═════ Information shown ═════

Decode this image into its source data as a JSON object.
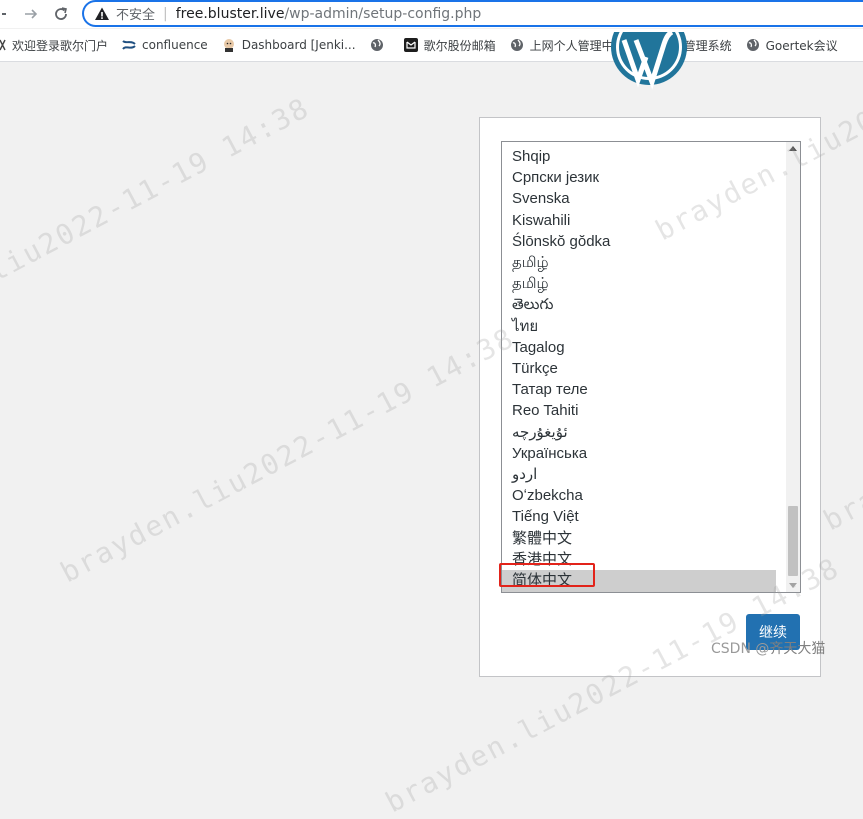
{
  "browser": {
    "security_label": "不安全",
    "url_host": "free.bluster.live",
    "url_path": "/wp-admin/setup-config.php",
    "bookmarks": [
      {
        "label": "欢迎登录歌尔门户",
        "icon": "portal-icon"
      },
      {
        "label": "confluence",
        "icon": "confluence-icon"
      },
      {
        "label": "Dashboard [Jenki...",
        "icon": "jenkins-icon"
      },
      {
        "label": "",
        "icon": "globe-icon"
      },
      {
        "label": "歌尔股份邮箱",
        "icon": "mail-icon"
      },
      {
        "label": "上网个人管理中心",
        "icon": "globe-icon"
      },
      {
        "label": "需求管理系统",
        "icon": "link-icon"
      },
      {
        "label": "Goertek会议",
        "icon": "globe-icon"
      }
    ]
  },
  "setup": {
    "languages": [
      "Shqip",
      "Српски језик",
      "Svenska",
      "Kiswahili",
      "Ślōnskŏ gŏdka",
      "தமிழ்",
      "தமிழ்",
      "తెలుగు",
      "ไทย",
      "Tagalog",
      "Türkçe",
      "Татар теле",
      "Reo Tahiti",
      "ئۇيغۇرچە",
      "Українська",
      "اردو",
      "Oʻzbekcha",
      "Tiếng Việt",
      "繁體中文",
      "香港中文",
      "简体中文"
    ],
    "selected_language": "简体中文",
    "continue_label": "继续"
  },
  "watermark": {
    "text_1": "brayden.liu2022-11-19 14:38",
    "text_2": "brayden.liu2022-11-19 14:38",
    "text_3": "brayden.liu2022-11-19 14:38",
    "text_4": "brayden.liu2022-11-19 14:38",
    "text_5": "brayden.liu2022-11-19 14:38"
  },
  "footer": {
    "source": "CSDN @",
    "author": "齐天大猫"
  },
  "colors": {
    "accent": "#1a73e8",
    "button": "#2271b1",
    "highlight": "#e2231a",
    "wordpress_blue": "#21759b"
  }
}
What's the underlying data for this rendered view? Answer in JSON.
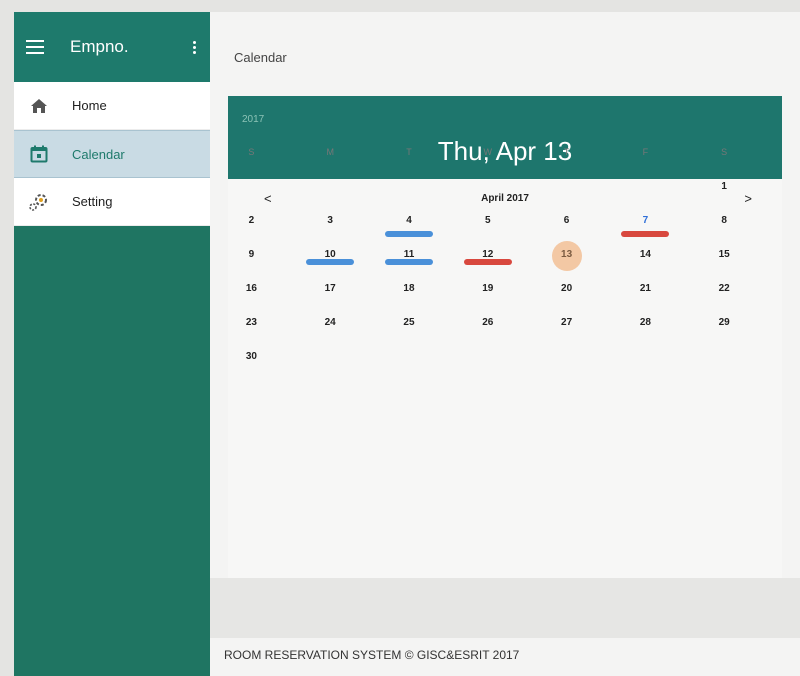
{
  "app": {
    "title": "Empno."
  },
  "sidebar": {
    "items": [
      {
        "label": "Home",
        "icon": "home-icon",
        "active": false
      },
      {
        "label": "Calendar",
        "icon": "calendar-icon",
        "active": true
      },
      {
        "label": "Setting",
        "icon": "gears-icon",
        "active": false
      }
    ]
  },
  "page": {
    "title": "Calendar"
  },
  "calendar": {
    "year": "2017",
    "selected_date": "Thu, Apr 13",
    "month_label": "April 2017",
    "prev": "<",
    "next": ">",
    "weekdays": [
      "S",
      "M",
      "T",
      "W",
      "T",
      "F",
      "S"
    ],
    "weeks": [
      [
        "",
        "",
        "",
        "",
        "",
        "",
        "1"
      ],
      [
        "2",
        "3",
        "4",
        "5",
        "6",
        "7",
        "8"
      ],
      [
        "9",
        "10",
        "11",
        "12",
        "13",
        "14",
        "15"
      ],
      [
        "16",
        "17",
        "18",
        "19",
        "20",
        "21",
        "22"
      ],
      [
        "23",
        "24",
        "25",
        "26",
        "27",
        "28",
        "29"
      ],
      [
        "30",
        "",
        "",
        "",
        "",
        "",
        ""
      ]
    ],
    "today": "13",
    "highlight_blue_text": [
      "7"
    ],
    "event_bars": [
      {
        "day": "4",
        "color": "blue"
      },
      {
        "day": "7",
        "color": "red"
      },
      {
        "day": "10",
        "color": "blue"
      },
      {
        "day": "11",
        "color": "blue"
      },
      {
        "day": "12",
        "color": "red"
      }
    ]
  },
  "colors": {
    "brand": "#1e7a6c",
    "sidebar_bg": "#1f7562",
    "today_circle": "#f3c8a4",
    "event_blue": "#4a90d9",
    "event_red": "#d8483e"
  },
  "footer": {
    "text": "ROOM RESERVATION SYSTEM © GISC&ESRIT 2017"
  }
}
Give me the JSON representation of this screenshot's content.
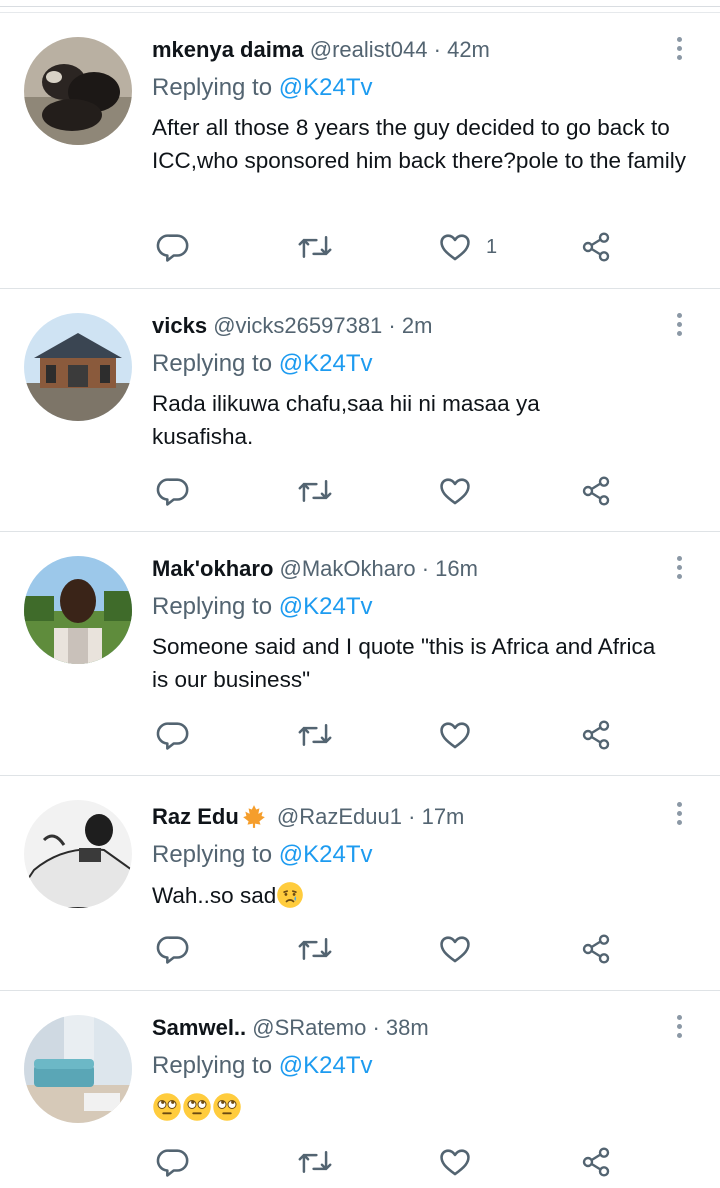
{
  "tweets": [
    {
      "name": "mkenya daima",
      "handle": "@realist044",
      "time": "42m",
      "reply_prefix": "Replying to",
      "reply_to": "@K24Tv",
      "text": "After all those 8 years the guy decided to go back to ICC,who sponsored him back there?pole to the family",
      "likes": "1"
    },
    {
      "name": "vicks",
      "handle": "@vicks26597381",
      "time": "2m",
      "reply_prefix": "Replying to",
      "reply_to": "@K24Tv",
      "text": "Rada ilikuwa chafu,saa hii ni masaa ya kusafisha.",
      "likes": ""
    },
    {
      "name": "Mak'okharo",
      "handle": "@MakOkharo",
      "time": "16m",
      "reply_prefix": "Replying to",
      "reply_to": "@K24Tv",
      "text": "Someone said and I quote \"this is Africa and Africa is our business\"",
      "likes": ""
    },
    {
      "name": "Raz Edu",
      "handle": "@RazEduu1",
      "time": "17m",
      "reply_prefix": "Replying to",
      "reply_to": "@K24Tv",
      "text": "Wah..so sad",
      "likes": ""
    },
    {
      "name": "Samwel..",
      "handle": "@SRatemo",
      "time": "38m",
      "reply_prefix": "Replying to",
      "reply_to": "@K24Tv",
      "text": "",
      "likes": ""
    }
  ],
  "separator": "·",
  "icons": {
    "reply": "reply-icon",
    "retweet": "retweet-icon",
    "like": "heart-icon",
    "share": "share-icon",
    "more": "more-vertical-icon",
    "name_badge_tweet4": "maple-leaf-emoji",
    "text_emoji_tweet4": "crying-face-emoji",
    "text_emoji_tweet5": "face-with-rolling-eyes-emoji x3"
  },
  "colors": {
    "mention": "#1d9bf0",
    "secondary_text": "#536471",
    "primary_text": "#0f1419",
    "divider": "#dfe3e6"
  }
}
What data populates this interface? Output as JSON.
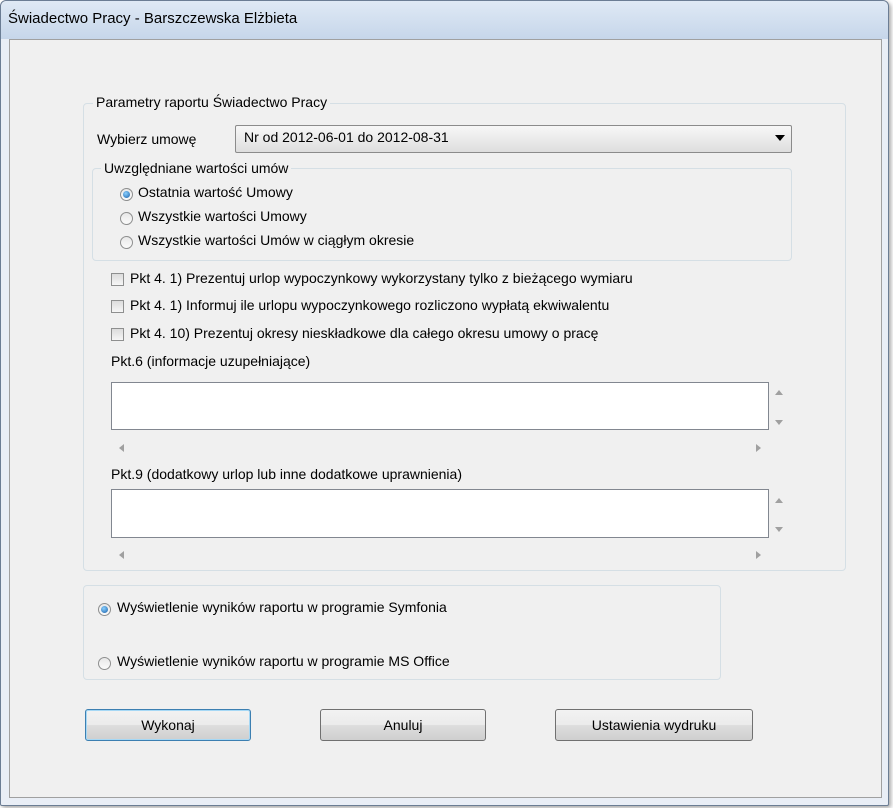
{
  "window": {
    "title": "Świadectwo Pracy - Barszczewska Elżbieta"
  },
  "params": {
    "group_label": "Parametry raportu  Świadectwo Pracy",
    "contract_label": "Wybierz umowę",
    "contract_value": "Nr  od 2012-06-01 do 2012-08-31",
    "values_group": {
      "label": "Uwzględniane wartości umów",
      "options": [
        {
          "label": "Ostatnia wartość Umowy",
          "checked": true
        },
        {
          "label": "Wszystkie wartości Umowy",
          "checked": false
        },
        {
          "label": "Wszystkie wartości Umów w ciągłym okresie",
          "checked": false
        }
      ]
    },
    "checkboxes": [
      {
        "label": "Pkt 4. 1) Prezentuj urlop wypoczynkowy wykorzystany tylko z bieżącego wymiaru",
        "checked": false
      },
      {
        "label": "Pkt 4. 1) Informuj ile urlopu wypoczynkowego rozliczono wypłatą ekwiwalentu",
        "checked": false
      },
      {
        "label": "Pkt 4. 10) Prezentuj okresy nieskładkowe dla całego okresu umowy o pracę",
        "checked": false
      }
    ],
    "pkt6": {
      "label": "Pkt.6 (informacje uzupełniające)",
      "value": ""
    },
    "pkt9": {
      "label": "Pkt.9 (dodatkowy urlop lub inne dodatkowe uprawnienia)",
      "value": ""
    }
  },
  "output": {
    "options": [
      {
        "label": "Wyświetlenie wyników raportu w programie Symfonia",
        "checked": true
      },
      {
        "label": "Wyświetlenie wyników raportu w programie MS Office",
        "checked": false
      }
    ]
  },
  "buttons": {
    "execute": "Wykonaj",
    "cancel": "Anuluj",
    "print_settings": "Ustawienia wydruku"
  }
}
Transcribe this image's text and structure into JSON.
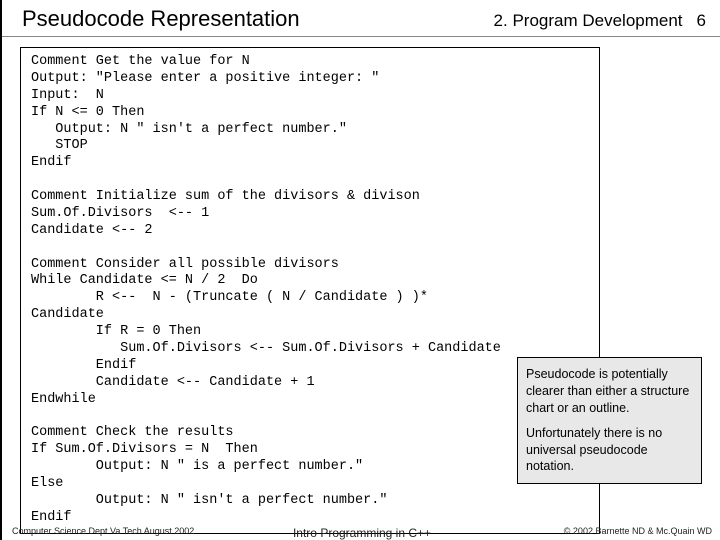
{
  "header": {
    "title_left": "Pseudocode Representation",
    "title_right": "2. Program Development",
    "page_number": "6"
  },
  "code": "Comment Get the value for N\nOutput: \"Please enter a positive integer: \"\nInput:  N\nIf N <= 0 Then\n   Output: N \" isn't a perfect number.\"\n   STOP\nEndif\n\nComment Initialize sum of the divisors & divison\nSum.Of.Divisors  <-- 1\nCandidate <-- 2\n\nComment Consider all possible divisors\nWhile Candidate <= N / 2  Do\n        R <--  N - (Truncate ( N / Candidate ) )*\nCandidate\n        If R = 0 Then\n           Sum.Of.Divisors <-- Sum.Of.Divisors + Candidate\n        Endif\n        Candidate <-- Candidate + 1\nEndwhile\n\nComment Check the results\nIf Sum.Of.Divisors = N  Then\n        Output: N \" is a perfect number.\"\nElse\n        Output: N \" isn't a perfect number.\"\nEndif",
  "note": {
    "p1": "Pseudocode is potentially clearer than either a structure chart or an outline.",
    "p2": "Unfortunately there is no universal pseudocode notation."
  },
  "footer": {
    "left": "Computer Science Dept Va Tech August 2002",
    "center": "Intro Programming in C++",
    "right": "© 2002  Barnette ND & Mc.Quain WD"
  }
}
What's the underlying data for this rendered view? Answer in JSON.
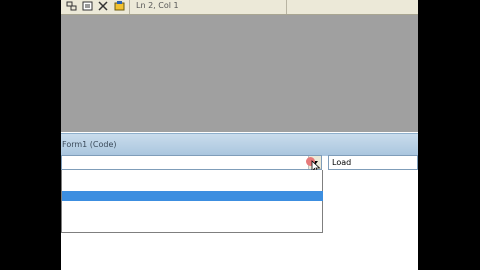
{
  "toolbar": {
    "icons": [
      "project-explorer-icon",
      "properties-window-icon",
      "toolbox-icon",
      "object-browser-icon"
    ],
    "cursor_position": "Ln 2, Col 1"
  },
  "code_window": {
    "title": "Form1 (Code)",
    "object_combo_value": "",
    "procedure_combo_value": "Load",
    "dropdown_items": [
      "",
      "",
      ""
    ],
    "selected_index": 1
  },
  "colors": {
    "mdi_background": "#a0a0a0",
    "selection": "#3c8ee0",
    "title_bar": "#a9c5de"
  }
}
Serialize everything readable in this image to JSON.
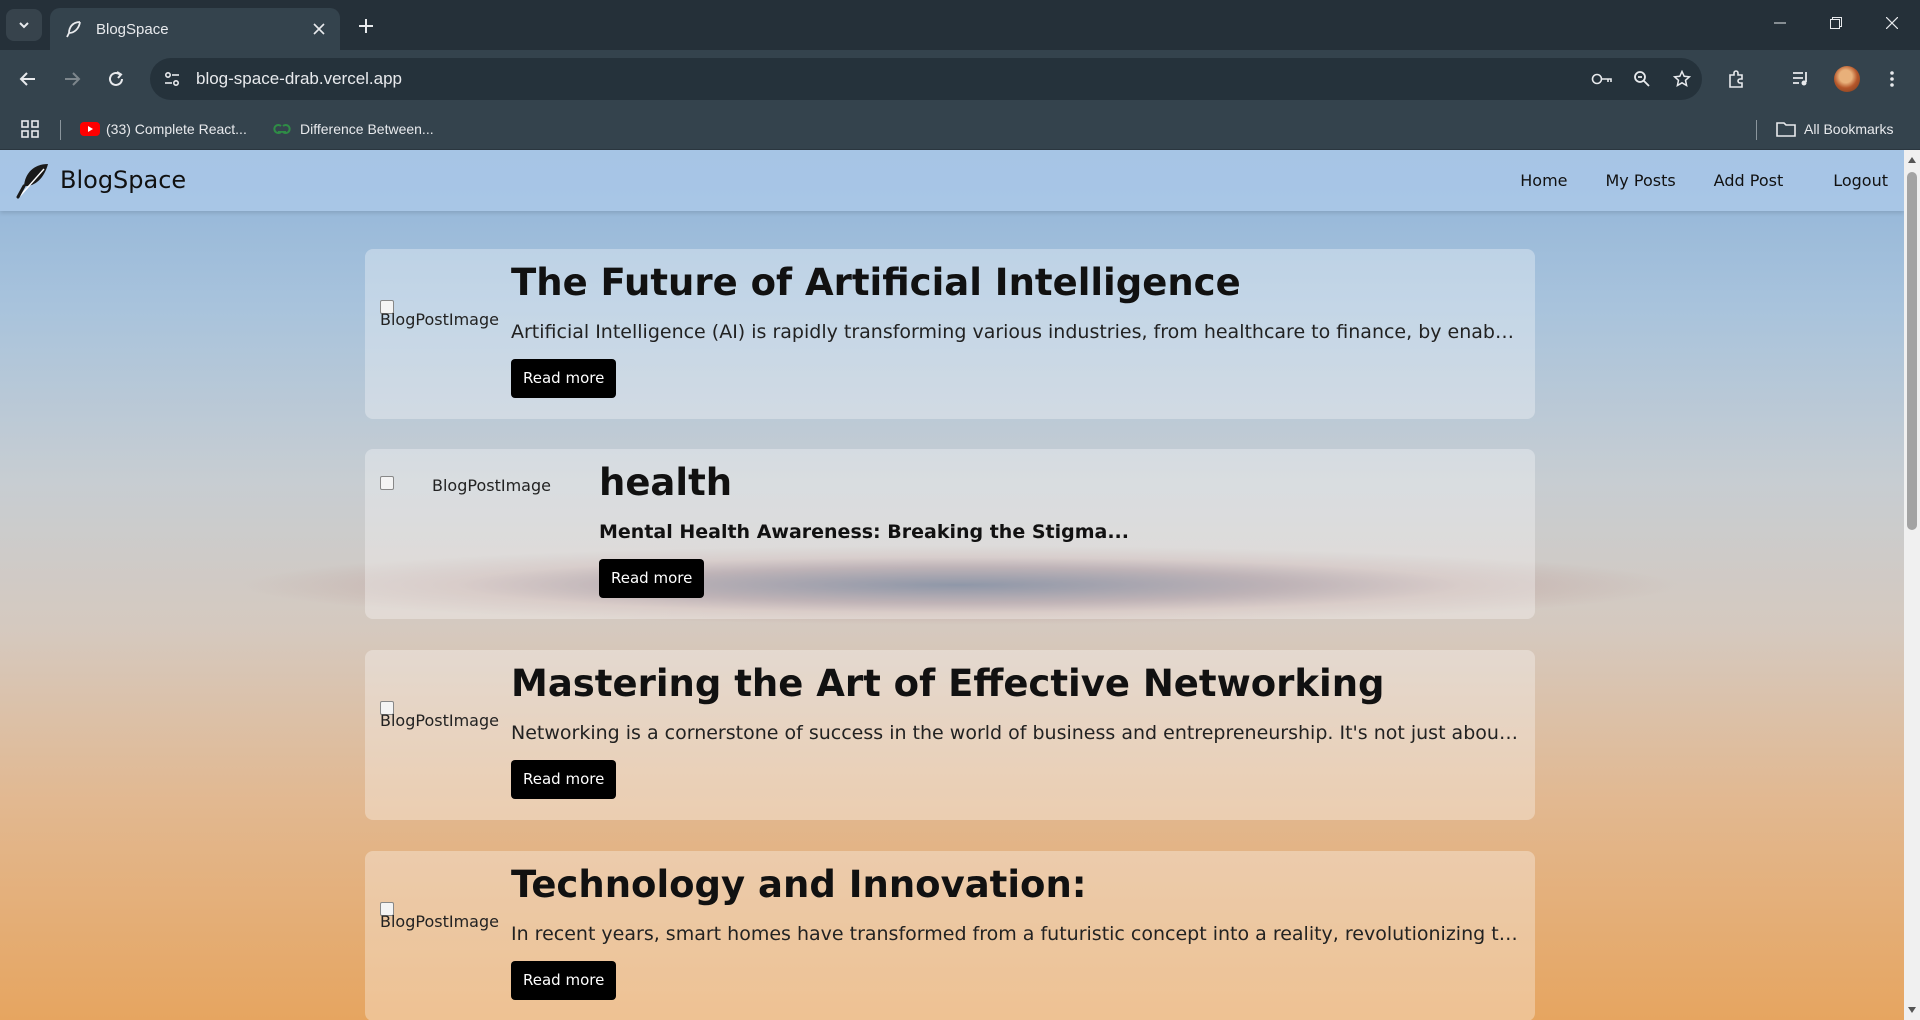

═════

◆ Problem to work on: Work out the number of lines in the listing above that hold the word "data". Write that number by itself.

◆ Your response: 4